You see the location of Parnell station was driven by a number of goals, none of which were actually about building an effective transit system. One of these goals was to create a themed historical destination by the old Parnell railway workshops, the main driver to shift the station platforms alongside. At the time a group of locals talked of a community centre and performing arts space in the old tin sheds. Unfortunately, nobody checked in with the people that actually owned the buildings, which have since been demolished to build a gated retirement community. A related goal was to provide a home for the old antique Newmarket station building, a wooden shed shifted from Newmarket when that station was rebuilt into a proper transit hub. It was decided that this building should be rehomed in Parnell, to create some sort of pseudo-authentic historical train station in a place where a train station has never been, and where no evidence of train activity remains.
A third goal was the idea that the grand old Museum building deserved a matching grand old train station, despite the fact that even the relocated station site is still very far from the Museum itself. Even the most cursory site visit reveals how poorly a Parnell Station would ever serve the Museum, between the two stand a great wooded hill and the expanse of the Domain. Walking from one to the other requires not only the best part of a kilometre hike through the bush paths and the roads of the Domain, but a vertical climb of over 50 metres, that’s the same as walking to the top of a 15 storey office block. Clearly impractical, this is pure Disneyland, transit for image, rather than transport.

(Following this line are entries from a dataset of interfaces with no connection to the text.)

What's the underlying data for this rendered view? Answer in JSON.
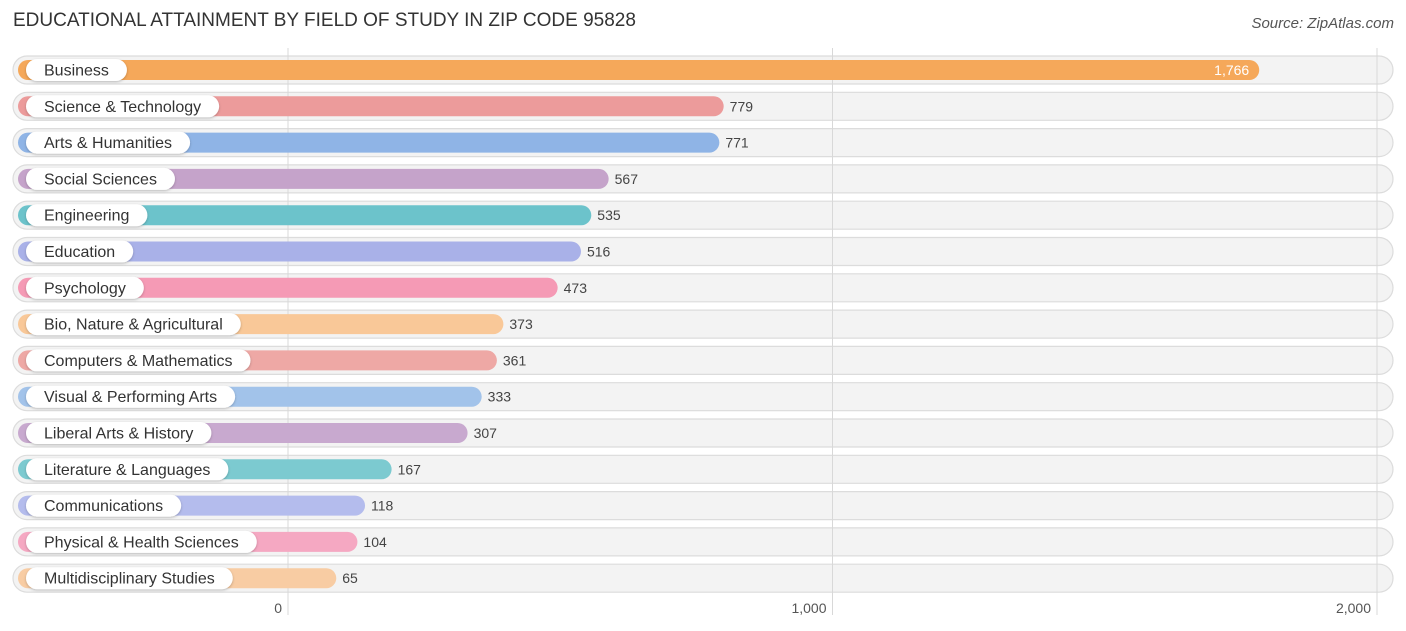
{
  "chart_data": {
    "type": "bar",
    "orientation": "horizontal",
    "title": "EDUCATIONAL ATTAINMENT BY FIELD OF STUDY IN ZIP CODE 95828",
    "source": "Source: ZipAtlas.com",
    "xlabel": "",
    "ylabel": "",
    "xlim": [
      0,
      2000
    ],
    "xticks": [
      0,
      1000,
      2000
    ],
    "xtick_labels": [
      "0",
      "1,000",
      "2,000"
    ],
    "grid": true,
    "categories": [
      "Business",
      "Science & Technology",
      "Arts & Humanities",
      "Social Sciences",
      "Engineering",
      "Education",
      "Psychology",
      "Bio, Nature & Agricultural",
      "Computers & Mathematics",
      "Visual & Performing Arts",
      "Liberal Arts & History",
      "Literature & Languages",
      "Communications",
      "Physical & Health Sciences",
      "Multidisciplinary Studies"
    ],
    "values": [
      1766,
      779,
      771,
      567,
      535,
      516,
      473,
      373,
      361,
      333,
      307,
      167,
      118,
      104,
      65
    ],
    "value_labels": [
      "1,766",
      "779",
      "771",
      "567",
      "535",
      "516",
      "473",
      "373",
      "361",
      "333",
      "307",
      "167",
      "118",
      "104",
      "65"
    ],
    "colors": [
      "#f5a85a",
      "#ec9b9b",
      "#8fb4e6",
      "#c5a3ca",
      "#6cc3cb",
      "#a9b1e8",
      "#f59ab5",
      "#f9c898",
      "#eea8a5",
      "#a2c3ea",
      "#c8a9cf",
      "#7ccad0",
      "#b4bced",
      "#f5a8c2",
      "#f8cca3"
    ]
  }
}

So the mess we have is the result of political meddling, wilfully disregarding any actual transport considerations to try and create a heritage theme in the back of Parnell gully. Because of the lack of fundamental accessibility and connections, it is hard to see Parnell Station ever doing particularly much of anything on the rapid transit system.
It was amateur hour plain & simple.
Is all lost? Well perhaps not. Clearly, they need to provide a better link between the two sides of the station & tie into Carlaw Park to allow people to walk through to Stanley Street and the University. A better path up to Parnell Road would also help, but it’s hard to see quite how that could happen given the indirect nature of the street network and the steep hill. But the question is, after getting the fundamentals so wrong, can much be done to try and fix it? Or is it now an eternal case of good money after bad? Do we just accept Parnell Station was done for all the wrong reasons, write it off as a failure, and move on to bigger and better things especially with so many other stations needing funding to expand coverage such as Greenlane Southern Access, Sylvia Park Eastern Access as well as better access to Northern Busway Stations?
I get the feeling that twenty years down the track we will come back and shift the station to the right place like we did with Grafton Station. In that case moving it a few hundred metres from an out of the way corner under the motorway to a central spot close to the hospital and new university campus has caused it to skyrocket in usage, going from a whistle stop used only by a few high schoolers to one of the busiest stations in the region.
But for now, I don’t have much hope. The amount of money that has been sunk into putting Parnell Station in the wrong place ensures that nothing much different will be done anytime soon.